For centuries, countries used gold for international transactions or pegged the value to the amount of gold they had in their vaults. This is called “being on the gold standard” The UK pound was the global reserve currency for many years, because the pound was considered as safe as gold itself. The UK, having lost its economic strength and a lot of its gold, abandoned the gold standard in 1931 leaving the US as the leading reserve currency.
The US financial position was strengthened at the beginning of WWII when many countries had to pay for goods with gold, leaving their vaults even more empty. In 1944, delegates from 44 Allied countries attended the Bretton Woods Conference to begin planning the post-war economic order. Because the US had so much of the world’s gold, the delegates decided that they would peg their currency to the US dollar and the US dollar could be redeemed for gold. This meant that the US dollar became the world’s reserve currency. While the US stopped converting dollars to gold in 1973.
Still the strength and stability of the US meant that it still made sense to use US dollars for international commerce. Since then, the Euro, Chinese Yuan, Japanese Yen and UK Pound have gained a growing percentage of international commerce and government reserves, but the US dollar still holds the largest position.

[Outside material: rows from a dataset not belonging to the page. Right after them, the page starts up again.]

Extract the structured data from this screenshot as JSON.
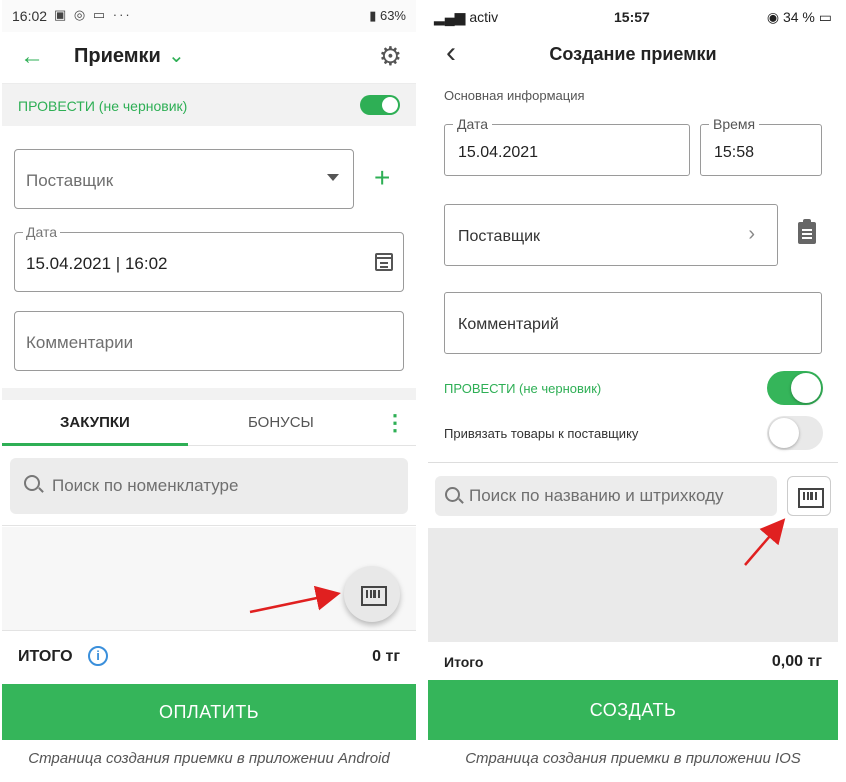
{
  "android": {
    "status": {
      "time": "16:02",
      "icons_left": "▣ ◎ ▭ ···",
      "right": "63%"
    },
    "toolbar": {
      "title": "Приемки"
    },
    "post_label": "ПРОВЕСТИ (не черновик)",
    "post_toggle_on": true,
    "supplier_placeholder": "Поставщик",
    "date_legend": "Дата",
    "date_value": "15.04.2021 | 16:02",
    "comment_placeholder": "Комментарии",
    "tabs": [
      {
        "label": "ЗАКУПКИ",
        "active": true
      },
      {
        "label": "БОНУСЫ",
        "active": false
      }
    ],
    "search_placeholder": "Поиск по номенклатуре",
    "total_label": "ИТОГО",
    "total_value": "0 тг",
    "pay_button": "ОПЛАТИТЬ",
    "caption": "Страница создания приемки в приложении Android"
  },
  "ios": {
    "status": {
      "carrier": "activ",
      "time": "15:57",
      "battery": "34 %"
    },
    "nav_title": "Создание приемки",
    "section_title": "Основная информация",
    "date_legend": "Дата",
    "date_value": "15.04.2021",
    "time_legend": "Время",
    "time_value": "15:58",
    "supplier_placeholder": "Поставщик",
    "comment_placeholder": "Комментарий",
    "post_label": "ПРОВЕСТИ (не черновик)",
    "post_toggle_on": true,
    "link_label": "Привязать товары к поставщику",
    "link_toggle_on": false,
    "search_placeholder": "Поиск по названию и штрихкоду",
    "total_label": "Итого",
    "total_value": "0,00 тг",
    "create_button": "СОЗДАТЬ",
    "caption": "Страница создания приемки в приложении IOS"
  },
  "colors": {
    "accent_green": "#35b55a",
    "annotation_red": "#e02020",
    "info_blue": "#3a8fdb"
  }
}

Some countries, dissatisfied with the US deficits have considered making their own reserve currency for trade between their countries. BRICS nations (Brazil, Russia, India, China and South Africa) announced on August 24 their intent to evaluate a common currency for trade. This could be some sort of international cryptocurrency or even a new physical currency. This seems like a difficult challenge. Remember it took Europe 50 years to create the Euro. These countries would have to be willing to share in the fiscal policy making. Time will tell.